_HOW TO COMPLETE THIS TASK_: Copy out, from the entries below, each line holding the string "Transactions".

_PROVIDED DATA_:
▬▬▬

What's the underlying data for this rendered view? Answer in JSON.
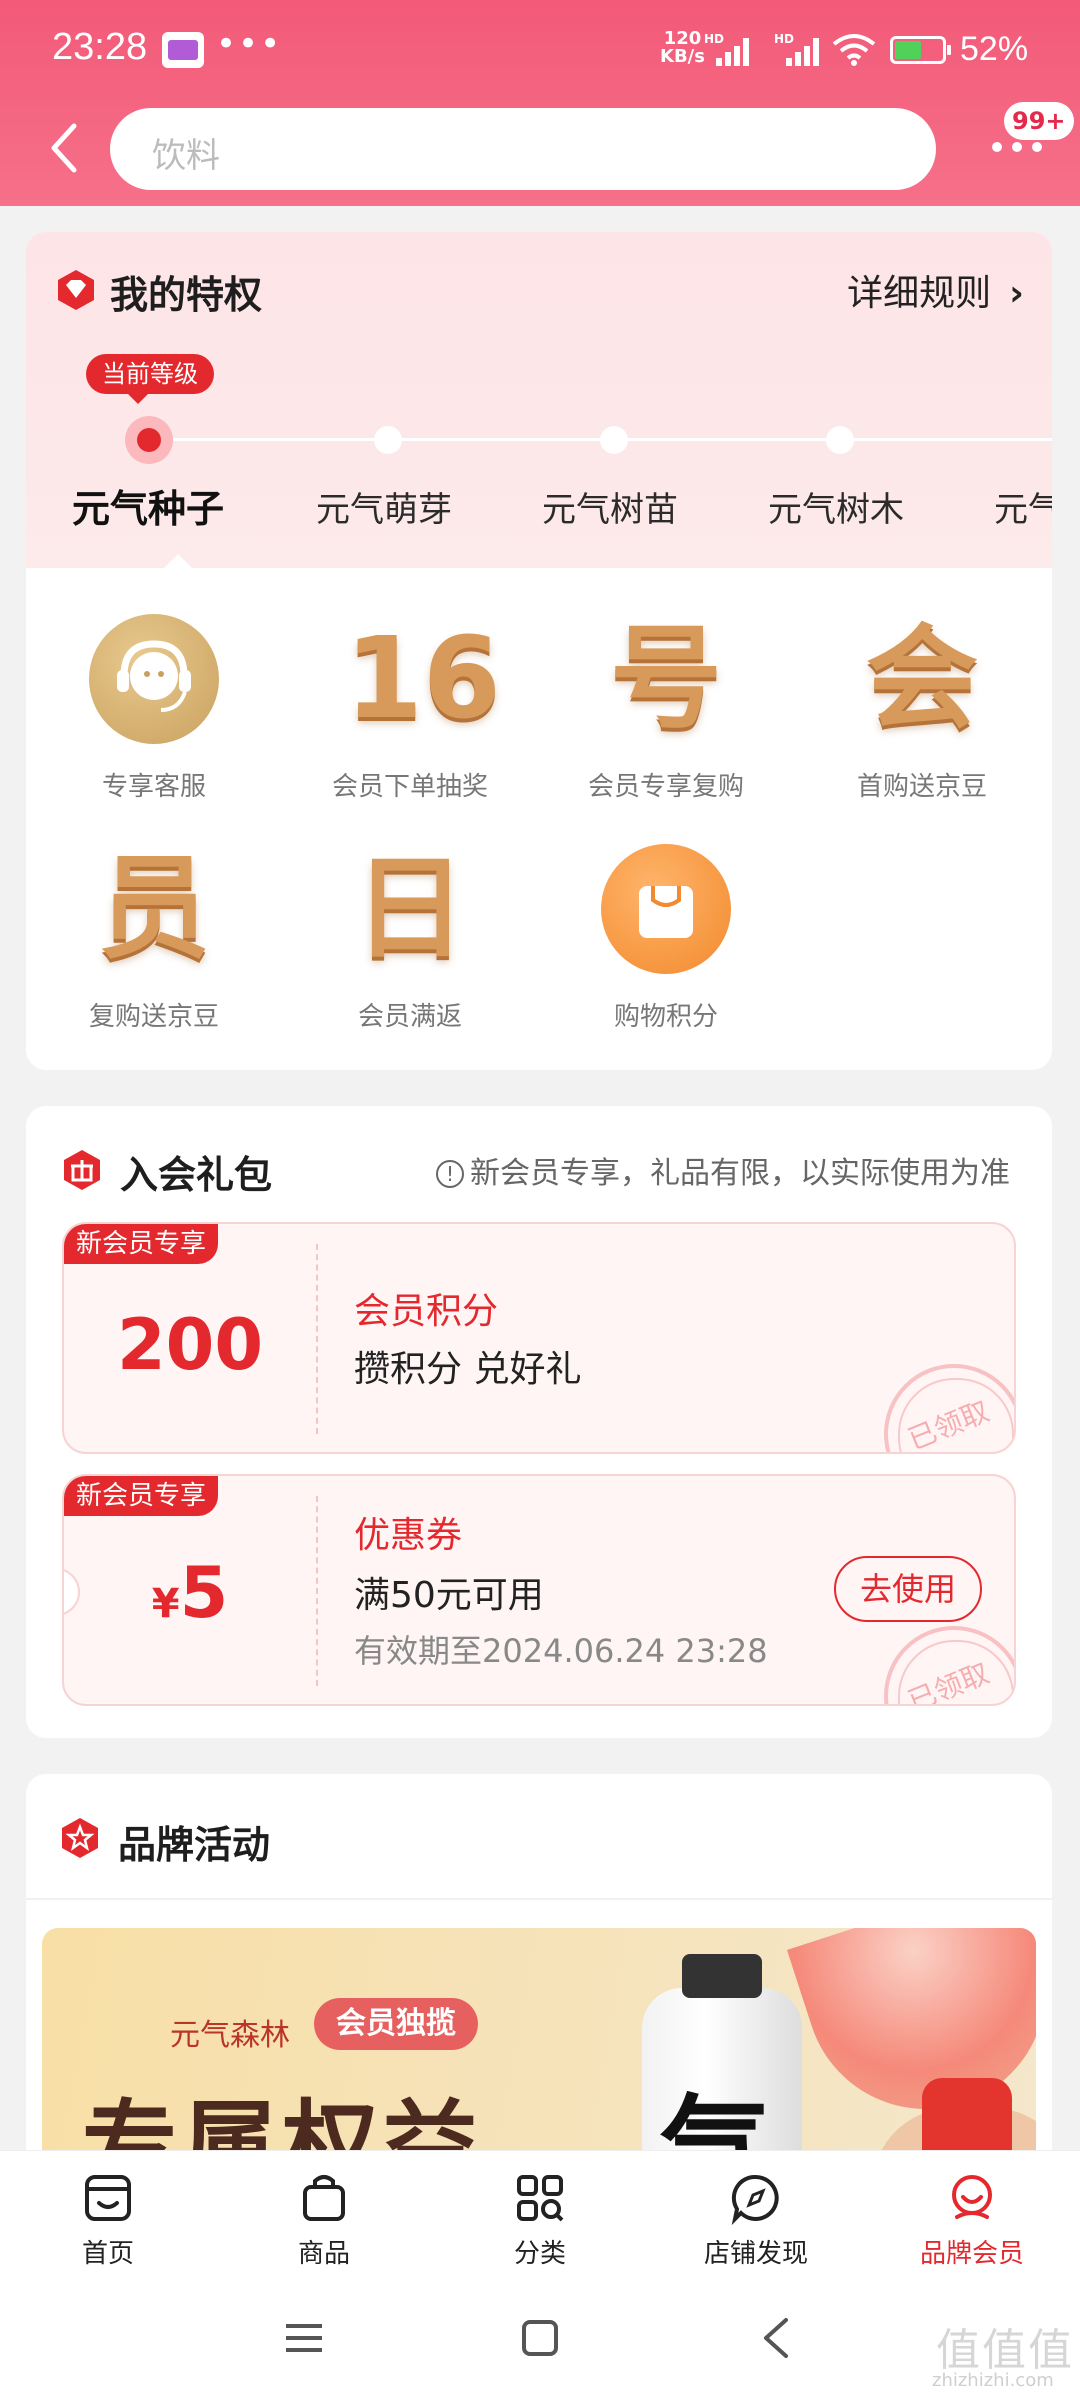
{
  "status_bar": {
    "time": "23:28",
    "dots": "•••",
    "net_speed_value": "120",
    "net_speed_unit": "KB/s",
    "hd1": "HD",
    "hd2": "HD",
    "battery": "52%"
  },
  "header": {
    "search_placeholder": "饮料",
    "badge": "99+"
  },
  "privilege": {
    "title": "我的特权",
    "rules_link": "详细规则",
    "current_tag": "当前等级",
    "levels": [
      "元气种子",
      "元气萌芽",
      "元气树苗",
      "元气树木",
      "元气"
    ],
    "perks": [
      {
        "label": "专享客服",
        "icon": "headset-icon"
      },
      {
        "label": "会员下单抽奖",
        "glyph": "16"
      },
      {
        "label": "会员专享复购",
        "glyph": "号"
      },
      {
        "label": "首购送京豆",
        "glyph": "会"
      },
      {
        "label": "复购送京豆",
        "glyph": "员"
      },
      {
        "label": "会员满返",
        "glyph": "日"
      },
      {
        "label": "购物积分",
        "icon": "shopping-bag-icon"
      }
    ]
  },
  "gift": {
    "title": "入会礼包",
    "note": "新会员专享，礼品有限，以实际使用为准",
    "coupons": [
      {
        "tag": "新会员专享",
        "value": "200",
        "title": "会员积分",
        "subtitle": "攒积分 兑好礼",
        "stamp": "已领取"
      },
      {
        "tag": "新会员专享",
        "currency": "¥",
        "value": "5",
        "title": "优惠券",
        "subtitle": "满50元可用",
        "expiry": "有效期至2024.06.24 23:28",
        "button": "去使用",
        "stamp": "已领取"
      }
    ]
  },
  "brand": {
    "title": "品牌活动",
    "banner": {
      "brand_name": "元气森林",
      "pill": "会员独揽",
      "headline": "专属权益",
      "bottle_glyph": "气"
    }
  },
  "bottom_nav": {
    "tabs": [
      {
        "label": "首页"
      },
      {
        "label": "商品"
      },
      {
        "label": "分类"
      },
      {
        "label": "店铺发现"
      },
      {
        "label": "品牌会员"
      }
    ]
  },
  "watermark": {
    "main": "值值值",
    "sub": "zhizhizhi.com"
  },
  "colors": {
    "accent": "#e4292e",
    "header": "#f25a78",
    "gold": "#d79a5a"
  }
}
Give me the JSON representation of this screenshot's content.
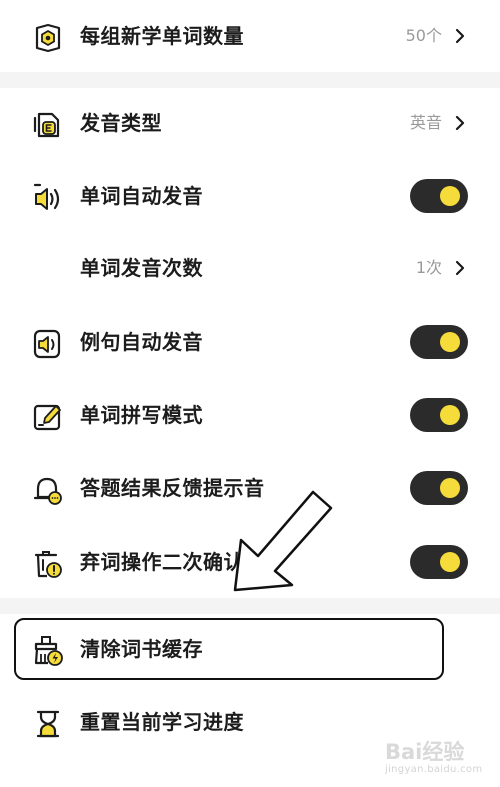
{
  "settings": {
    "group_count": {
      "label": "每组新学单词数量",
      "value": "50个"
    },
    "pronunciation_type": {
      "label": "发音类型",
      "value": "英音"
    },
    "word_auto_play": {
      "label": "单词自动发音",
      "toggle": "on"
    },
    "word_play_times": {
      "label": "单词发音次数",
      "value": "1次"
    },
    "sentence_auto_play": {
      "label": "例句自动发音",
      "toggle": "on"
    },
    "spelling_mode": {
      "label": "单词拼写模式",
      "toggle": "on"
    },
    "answer_feedback_sound": {
      "label": "答题结果反馈提示音",
      "toggle": "on"
    },
    "discard_confirm": {
      "label": "弃词操作二次确认",
      "toggle": "on"
    },
    "clear_cache": {
      "label": "清除词书缓存"
    },
    "reset_progress": {
      "label": "重置当前学习进度"
    }
  },
  "icons": {
    "group_count": "book-hexagon-icon",
    "pronunciation_type": "pronunciation-type-icon",
    "word_auto_play": "speaker-icon",
    "sentence_auto_play": "speaker-doc-icon",
    "spelling_mode": "edit-pen-icon",
    "answer_feedback_sound": "bell-icon",
    "discard_confirm": "trash-warning-icon",
    "clear_cache": "broom-bolt-icon",
    "reset_progress": "hourglass-icon"
  },
  "colors": {
    "accent": "#f5dc3a",
    "toggle_track": "#2b2b2b",
    "divider": "#f4f4f4"
  },
  "watermark": {
    "main": "Bai经验",
    "sub": "jingyan.baidu.com"
  }
}
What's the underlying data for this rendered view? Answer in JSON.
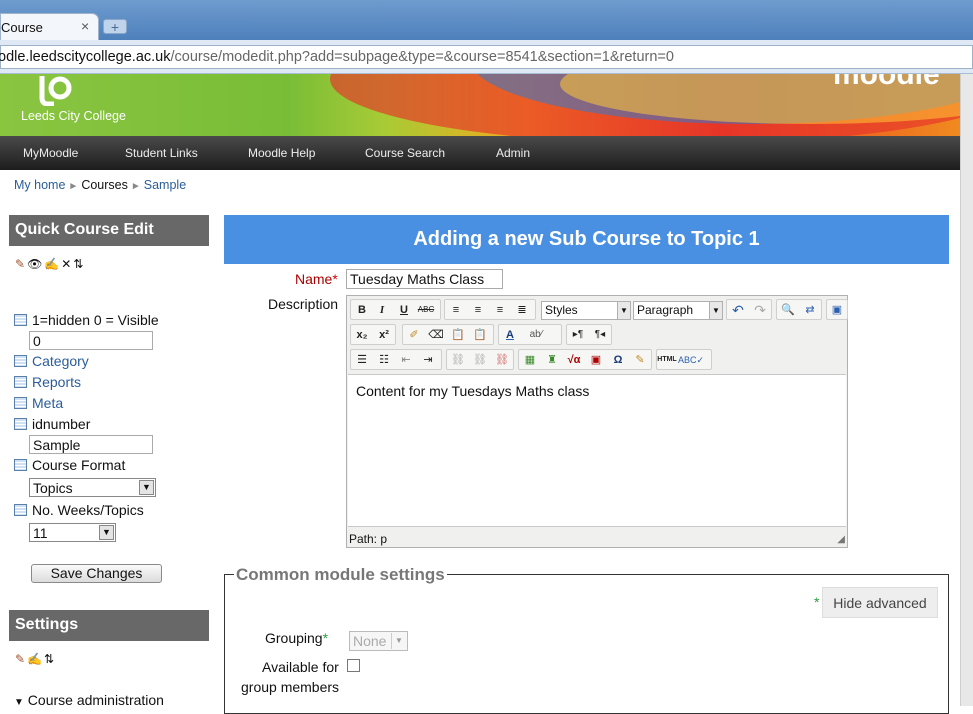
{
  "browser": {
    "tab_title": "Course",
    "tab_close": "×",
    "new_tab": "+",
    "url_host": "odle.leedscitycollege.ac.uk",
    "url_path": "/course/modedit.php?add=subpage&type=&course=8541&section=1&return=0"
  },
  "banner": {
    "college_name": "Leeds City College",
    "brand": "moodle"
  },
  "nav": [
    "MyMoodle",
    "Student Links",
    "Moodle Help",
    "Course Search",
    "Admin"
  ],
  "breadcrumb": [
    "My home",
    "Courses",
    "Sample"
  ],
  "quick_edit": {
    "title": "Quick Course Edit",
    "icons": [
      "edit-icon",
      "eye-icon",
      "hand-icon",
      "delete-icon",
      "move-icon"
    ],
    "visible_label": "1=hidden 0 = Visible",
    "visible_value": "0",
    "category_label": "Category",
    "reports_label": "Reports",
    "meta_label": "Meta",
    "idnumber_label": "idnumber",
    "idnumber_value": "Sample",
    "format_label": "Course Format",
    "format_value": "Topics",
    "weeks_label": "No. Weeks/Topics",
    "weeks_value": "11",
    "save_label": "Save Changes"
  },
  "settings": {
    "title": "Settings",
    "icons": [
      "edit-icon",
      "hand-icon",
      "move-icon"
    ],
    "course_admin_label": "Course administration"
  },
  "form": {
    "title": "Adding a new Sub Course to Topic 1",
    "name_label": "Name",
    "required_mark": "*",
    "name_value": "Tuesday Maths Class",
    "description_label": "Description",
    "styles_select": "Styles",
    "format_select": "Paragraph",
    "editor_content": "Content for my Tuesdays Maths class",
    "path": "Path: p"
  },
  "common": {
    "legend": "Common module settings",
    "hide_advanced": "Hide advanced",
    "grouping_label": "Grouping",
    "grouping_value": "None",
    "available_label_1": "Available for",
    "available_label_2": "group members"
  }
}
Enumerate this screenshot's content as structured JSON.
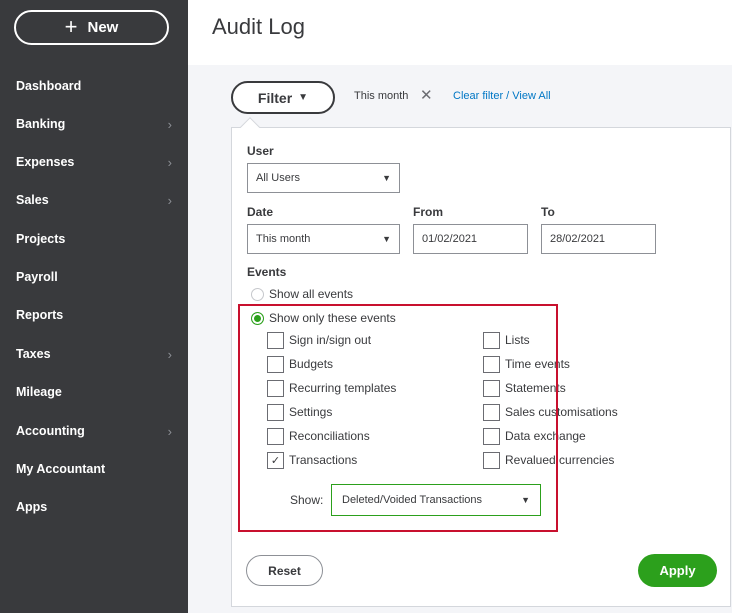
{
  "sidebar": {
    "new_label": "New",
    "items": [
      {
        "label": "Dashboard",
        "chevron": ""
      },
      {
        "label": "Banking",
        "chevron": "›"
      },
      {
        "label": "Expenses",
        "chevron": "›"
      },
      {
        "label": "Sales",
        "chevron": "›"
      },
      {
        "label": "Projects",
        "chevron": ""
      },
      {
        "label": "Payroll",
        "chevron": ""
      },
      {
        "label": "Reports",
        "chevron": ""
      },
      {
        "label": "Taxes",
        "chevron": "›"
      },
      {
        "label": "Mileage",
        "chevron": ""
      },
      {
        "label": "Accounting",
        "chevron": "›"
      },
      {
        "label": "My Accountant",
        "chevron": ""
      },
      {
        "label": "Apps",
        "chevron": ""
      }
    ]
  },
  "header": {
    "title": "Audit Log"
  },
  "filter": {
    "button_label": "Filter",
    "active_filter": "This month",
    "clear_link": "Clear filter / View All"
  },
  "form": {
    "user_label": "User",
    "user_value": "All Users",
    "date_label": "Date",
    "date_value": "This month",
    "from_label": "From",
    "from_value": "01/02/2021",
    "to_label": "To",
    "to_value": "28/02/2021",
    "events_label": "Events",
    "radio_all": "Show all events",
    "radio_only": "Show only these events",
    "radio_selected": "only",
    "checkboxes": [
      {
        "label": "Sign in/sign out",
        "checked": false
      },
      {
        "label": "Budgets",
        "checked": false
      },
      {
        "label": "Recurring templates",
        "checked": false
      },
      {
        "label": "Settings",
        "checked": false
      },
      {
        "label": "Reconciliations",
        "checked": false
      },
      {
        "label": "Transactions",
        "checked": true
      },
      {
        "label": "Lists",
        "checked": false
      },
      {
        "label": "Time events",
        "checked": false
      },
      {
        "label": "Statements",
        "checked": false
      },
      {
        "label": "Sales customisations",
        "checked": false
      },
      {
        "label": "Data exchange",
        "checked": false
      },
      {
        "label": "Revalued currencies",
        "checked": false
      }
    ],
    "show_label": "Show:",
    "show_value": "Deleted/Voided Transactions"
  },
  "actions": {
    "reset": "Reset",
    "apply": "Apply"
  },
  "colors": {
    "sidebar_bg": "#393a3d",
    "accent_green": "#2ca01c",
    "link_blue": "#0077c5",
    "highlight_red": "#c8102e"
  }
}
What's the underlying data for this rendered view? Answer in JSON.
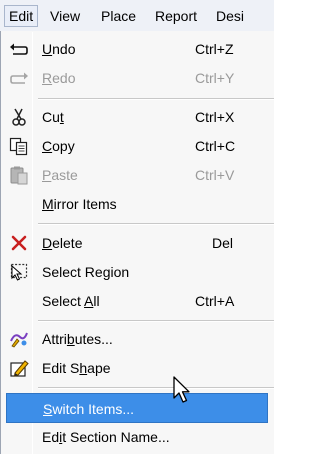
{
  "menubar": {
    "items": [
      "Edit",
      "View",
      "Place",
      "Report",
      "Desi"
    ],
    "active": "Edit"
  },
  "menu": {
    "undo": {
      "pre": "",
      "mn": "U",
      "post": "ndo",
      "shortcut": "Ctrl+Z",
      "icon": "undo-arrow-icon"
    },
    "redo": {
      "pre": "",
      "mn": "R",
      "post": "edo",
      "shortcut": "Ctrl+Y",
      "icon": "redo-arrow-icon",
      "disabled": true
    },
    "cut": {
      "pre": "Cu",
      "mn": "t",
      "post": "",
      "shortcut": "Ctrl+X",
      "icon": "scissors-icon"
    },
    "copy": {
      "pre": "",
      "mn": "C",
      "post": "opy",
      "shortcut": "Ctrl+C",
      "icon": "copy-icon"
    },
    "paste": {
      "pre": "",
      "mn": "P",
      "post": "aste",
      "shortcut": "Ctrl+V",
      "icon": "clipboard-icon",
      "disabled": true
    },
    "mirror": {
      "pre": "",
      "mn": "M",
      "post": "irror Items"
    },
    "delete": {
      "pre": "",
      "mn": "D",
      "post": "elete",
      "shortcut": "Del",
      "icon": "delete-x-icon"
    },
    "select_region": {
      "text": "Select Region",
      "icon": "select-region-icon"
    },
    "select_all": {
      "pre": "Select ",
      "mn": "A",
      "post": "ll",
      "shortcut": "Ctrl+A"
    },
    "attributes": {
      "pre": "Attri",
      "mn": "b",
      "post": "utes...",
      "icon": "attributes-icon"
    },
    "edit_shape": {
      "pre": "Edit S",
      "mn": "h",
      "post": "ape",
      "icon": "edit-shape-icon"
    },
    "switch_items": {
      "pre": "",
      "mn": "S",
      "post": "witch Items...",
      "highlighted": true
    },
    "edit_section": {
      "pre": "Ed",
      "mn": "i",
      "post": "t Section Name..."
    }
  },
  "colors": {
    "highlight": "#3d8ee8",
    "menubar": "#eef1f7",
    "menu_bg": "#f7f7f7",
    "disabled_text": "#9a9a9a"
  }
}
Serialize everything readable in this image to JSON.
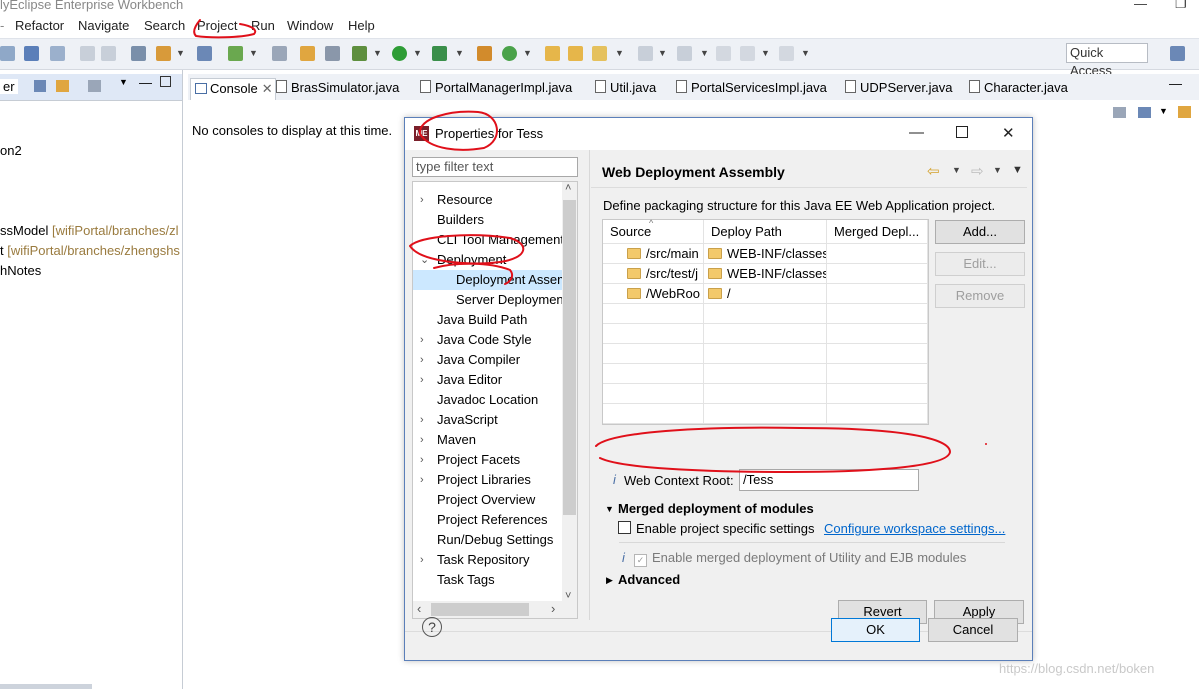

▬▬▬

_ANSWER AREA_:
        "label": "Transactions",
    "show_value": "Deleted/Voided Transactions"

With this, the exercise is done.